→ Requirement: Which lines in the data below contain the word "Pedido"? Pull each of them out.

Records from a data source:
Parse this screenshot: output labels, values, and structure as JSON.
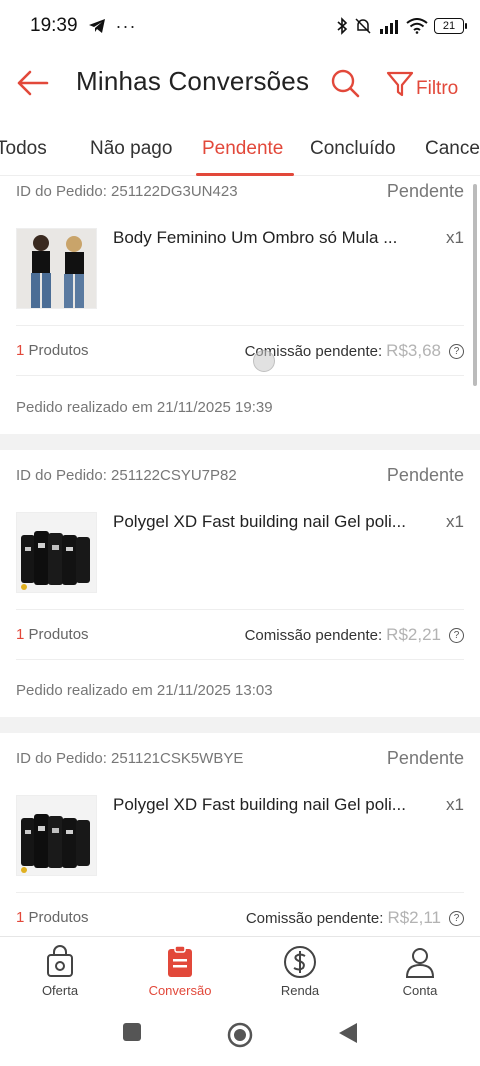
{
  "status_bar": {
    "time": "19:39",
    "dots": "···",
    "battery": "21"
  },
  "header": {
    "title": "Minhas Conversões",
    "filter_label": "Filtro"
  },
  "tabs": [
    {
      "label": "Todos"
    },
    {
      "label": "Não pago"
    },
    {
      "label": "Pendente"
    },
    {
      "label": "Concluído"
    },
    {
      "label": "Cancel"
    }
  ],
  "orders": [
    {
      "id_label": "ID do Pedido: 251122DG3UN423",
      "status": "Pendente",
      "product_name": "Body Feminino Um Ombro só Mula ...",
      "qty": "x1",
      "products_num": "1",
      "products_label": "Produtos",
      "commission_label": "Comissão pendente:",
      "commission_value": "R$3,68",
      "date": "Pedido realizado em 21/11/2025 19:39"
    },
    {
      "id_label": "ID do Pedido: 251122CSYU7P82",
      "status": "Pendente",
      "product_name": "Polygel XD Fast building nail Gel poli...",
      "qty": "x1",
      "products_num": "1",
      "products_label": "Produtos",
      "commission_label": "Comissão pendente:",
      "commission_value": "R$2,21",
      "date": "Pedido realizado em 21/11/2025 13:03"
    },
    {
      "id_label": "ID do Pedido: 251121CSK5WBYE",
      "status": "Pendente",
      "product_name": "Polygel XD Fast building nail Gel poli...",
      "qty": "x1",
      "products_num": "1",
      "products_label": "Produtos",
      "commission_label": "Comissão pendente:",
      "commission_value": "R$2,11"
    }
  ],
  "bottom_nav": [
    {
      "label": "Oferta",
      "icon": "bag-icon"
    },
    {
      "label": "Conversão",
      "icon": "clipboard-icon"
    },
    {
      "label": "Renda",
      "icon": "dollar-icon"
    },
    {
      "label": "Conta",
      "icon": "person-icon"
    }
  ],
  "colors": {
    "accent": "#e2483a",
    "muted": "#777777",
    "commission_value": "#b3b3b3"
  }
}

→ Answer box:
      "id_label": "ID do Pedido: 251122DG3UN423",
      "date": "Pedido realizado em 21/11/2025 19:39"
      "id_label": "ID do Pedido: 251122CSYU7P82",
      "date": "Pedido realizado em 21/11/2025 13:03"
      "id_label": "ID do Pedido: 251121CSK5WBYE",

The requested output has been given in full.